Cam Zink joins Devinci

It’s been a while since Devinci had the dedicated Ollie freeride bike in the line, and over the past few seasons the brand has instead focused on its factory downhill and enduro teams. This year, they’ve added freerider Cam Zink. Zink left YT Industries at the end of 2020. Now he’ll be riding Devinci into Red Bull Rampage and working with Devinci on bike development and video projects. Zink is posed here with a shorter travel bike than he’s usually seen on; the 160mm high pivot Spartan.

Greg Callaghan, Georgia Astle, and Keegan Wright will be running the enduro gauntlet for the brand.

Tinker Juarez joins Floyd’s of Leadville

Photo via Juarez’s official Facebook page.

Tinker Juarez seemed to be just as surprised as anyone about his recent team change. Following a very public breakup with long-time sponsor Cannondale, Juarez has joined CBD brand Floyd’s of Leadville’s gravel race team for 2022. According to his social media accounts, Juarez will be riding Spot bikes this season, with his first race scheduled for January 29 at Vail Lake, California.

A few kind of, but not-so-surprising moves

Photo: Canyon

It seemed like Luca Shaw would be on Santa Cruz’s Syndicate DH team forever, but after 5 years, Shaw is moving on to the the Canyon CLLCTV (even the way Canyon spells “collective” is fast, so it makes sense to add more fast riders). Shaw joins Troy Brosnan, Mark Wallace, and Jakob Jewett for the factory race team.

Storch leaves Rocky Mountain

Photo: Matt Miller
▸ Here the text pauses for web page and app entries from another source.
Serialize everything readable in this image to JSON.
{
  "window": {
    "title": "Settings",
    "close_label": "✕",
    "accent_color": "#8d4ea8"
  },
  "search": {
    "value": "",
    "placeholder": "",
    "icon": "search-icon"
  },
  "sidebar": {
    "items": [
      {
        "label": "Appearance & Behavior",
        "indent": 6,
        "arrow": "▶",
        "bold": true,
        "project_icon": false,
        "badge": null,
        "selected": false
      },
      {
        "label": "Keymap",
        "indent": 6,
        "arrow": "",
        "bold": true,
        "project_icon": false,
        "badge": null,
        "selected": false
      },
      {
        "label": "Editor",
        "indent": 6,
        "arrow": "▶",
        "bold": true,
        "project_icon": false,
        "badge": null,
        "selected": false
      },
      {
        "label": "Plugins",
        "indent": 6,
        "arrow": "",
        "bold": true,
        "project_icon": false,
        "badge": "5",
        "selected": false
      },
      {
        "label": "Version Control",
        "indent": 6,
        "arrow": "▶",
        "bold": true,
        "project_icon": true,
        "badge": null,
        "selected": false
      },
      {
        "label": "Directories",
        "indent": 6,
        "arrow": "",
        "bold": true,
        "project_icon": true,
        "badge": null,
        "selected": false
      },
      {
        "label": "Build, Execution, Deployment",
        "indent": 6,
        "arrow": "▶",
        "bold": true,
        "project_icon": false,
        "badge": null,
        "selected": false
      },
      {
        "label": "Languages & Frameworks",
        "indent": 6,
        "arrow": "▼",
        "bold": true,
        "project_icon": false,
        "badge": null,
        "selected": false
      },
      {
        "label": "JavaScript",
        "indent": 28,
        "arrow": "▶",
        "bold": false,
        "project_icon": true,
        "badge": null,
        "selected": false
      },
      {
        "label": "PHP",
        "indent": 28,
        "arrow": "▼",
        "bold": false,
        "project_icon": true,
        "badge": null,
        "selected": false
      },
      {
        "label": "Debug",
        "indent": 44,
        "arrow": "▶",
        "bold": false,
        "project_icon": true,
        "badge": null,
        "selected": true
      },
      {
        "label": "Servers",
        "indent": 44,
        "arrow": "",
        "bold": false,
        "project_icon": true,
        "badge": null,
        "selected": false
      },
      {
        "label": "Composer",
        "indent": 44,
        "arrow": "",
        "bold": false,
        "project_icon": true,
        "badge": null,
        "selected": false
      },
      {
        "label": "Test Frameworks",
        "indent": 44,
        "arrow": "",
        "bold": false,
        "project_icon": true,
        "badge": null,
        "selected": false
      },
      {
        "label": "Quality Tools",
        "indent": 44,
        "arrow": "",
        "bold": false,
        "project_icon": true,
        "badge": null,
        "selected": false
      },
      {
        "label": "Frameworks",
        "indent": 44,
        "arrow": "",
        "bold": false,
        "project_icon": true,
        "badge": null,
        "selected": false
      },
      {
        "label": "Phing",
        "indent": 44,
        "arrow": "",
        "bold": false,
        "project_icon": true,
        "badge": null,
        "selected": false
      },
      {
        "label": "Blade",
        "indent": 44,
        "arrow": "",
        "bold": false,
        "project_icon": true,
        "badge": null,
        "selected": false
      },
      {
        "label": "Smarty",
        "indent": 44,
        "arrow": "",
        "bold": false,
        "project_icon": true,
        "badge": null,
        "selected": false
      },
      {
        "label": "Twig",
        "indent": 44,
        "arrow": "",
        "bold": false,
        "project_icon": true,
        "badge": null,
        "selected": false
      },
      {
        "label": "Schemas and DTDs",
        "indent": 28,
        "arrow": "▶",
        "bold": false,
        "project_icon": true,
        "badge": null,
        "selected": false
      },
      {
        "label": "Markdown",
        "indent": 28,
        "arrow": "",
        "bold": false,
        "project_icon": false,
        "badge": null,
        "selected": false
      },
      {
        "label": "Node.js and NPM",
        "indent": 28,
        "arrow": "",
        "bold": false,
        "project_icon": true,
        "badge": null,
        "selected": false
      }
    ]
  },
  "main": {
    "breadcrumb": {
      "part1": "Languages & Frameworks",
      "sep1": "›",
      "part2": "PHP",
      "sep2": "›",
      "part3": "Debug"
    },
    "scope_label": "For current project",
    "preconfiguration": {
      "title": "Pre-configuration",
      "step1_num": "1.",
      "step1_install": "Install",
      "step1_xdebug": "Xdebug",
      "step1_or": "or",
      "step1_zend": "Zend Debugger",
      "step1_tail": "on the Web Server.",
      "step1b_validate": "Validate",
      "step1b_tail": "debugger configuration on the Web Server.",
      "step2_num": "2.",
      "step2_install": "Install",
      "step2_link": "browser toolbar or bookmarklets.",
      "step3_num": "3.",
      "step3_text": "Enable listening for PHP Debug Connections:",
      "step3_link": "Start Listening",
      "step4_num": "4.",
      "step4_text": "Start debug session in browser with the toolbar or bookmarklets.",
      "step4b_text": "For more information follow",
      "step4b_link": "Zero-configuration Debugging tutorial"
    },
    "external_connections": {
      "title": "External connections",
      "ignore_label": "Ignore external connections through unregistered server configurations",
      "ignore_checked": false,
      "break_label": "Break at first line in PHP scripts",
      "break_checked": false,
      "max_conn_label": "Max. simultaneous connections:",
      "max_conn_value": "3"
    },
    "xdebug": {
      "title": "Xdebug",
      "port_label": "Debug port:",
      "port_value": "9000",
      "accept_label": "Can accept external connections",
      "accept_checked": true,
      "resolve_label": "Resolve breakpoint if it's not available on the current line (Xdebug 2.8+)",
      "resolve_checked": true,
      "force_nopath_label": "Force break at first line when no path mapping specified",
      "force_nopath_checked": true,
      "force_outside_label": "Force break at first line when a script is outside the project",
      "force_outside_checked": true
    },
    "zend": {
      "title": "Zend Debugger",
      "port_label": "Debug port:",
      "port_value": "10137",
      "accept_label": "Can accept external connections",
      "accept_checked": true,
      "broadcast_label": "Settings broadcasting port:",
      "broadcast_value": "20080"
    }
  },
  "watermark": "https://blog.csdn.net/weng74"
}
This one is a little surprising. After six years, Carson Storch and Rocky Mountain parted ways. “Unfortunately, they had to let me go into 2022, but I’m proud of what we accomplished together, and will always appreciate the support I received,” said Storch on Instagram. Rocky Mountain has always had strong roots in freeride and Storch has been the last person to ride the frames into Red Bull Rampage. It’s unclear whether he’ll be riding for another frame brand this year. After two weeks into the year, he hasn’t announced another sponsor, and hashtagged “free agent” on his announcement post, for whatever hashtags are worth.

Christopher Blevins joins Specialized Factory Racing

This year, Christopher Blevins will be racing for the Specialized Factory Racing team after leaving Trinity Racing, where he was already racing aboard a Specialized frame. The SFR partnership means direct factory support from the brand after some of his best results in 2021, including a World Cup win in Snowshoe, Virginia; a rare win on American soil by an American rider.

“I am excited to join the SFR. It is a great environment, and a lot of excitement is building towards the 2022 season, including the Cape Epic, XCO World Cups, and everything in between. The SFR setup provides me with world-class equipment, but what makes me feel at home is the environment within the team. Everyone in the team has heart, and there is some good humor too, so when things get hard, everybody stands together. ” 

Haley Batten joins Specialized Factory Racing as well after a strong year. Batten took 2nd at the Nove Mesto World Cup round this past May.

“Being part of Specialized Factory Racing team for 2022 is extremely motivating for me,” said Batten. “The program is built with passion and big goals, which is an environment I’m excited to be part of. After progressing as an athlete in 2021, I believe that this team and the people involved will help me improve and prepare for the season to come.” Batten also left Trinity Racing for SFR.

Miscellaneous team changes

A few other longstanding partnerships ended this year; Martin Maes left GT after a notable career with the brand and partnered with Orbea for the next three years. After years riding for Nukeproof, Katy Winton moved to GT.

Laurie Greenland, Jackson Goldstone, and Nina Hoffman have all joined the Santa Cruz syndicate

Who did we miss? Surely this isn’t everyone. Which exciting 2022 team changes did we leave out?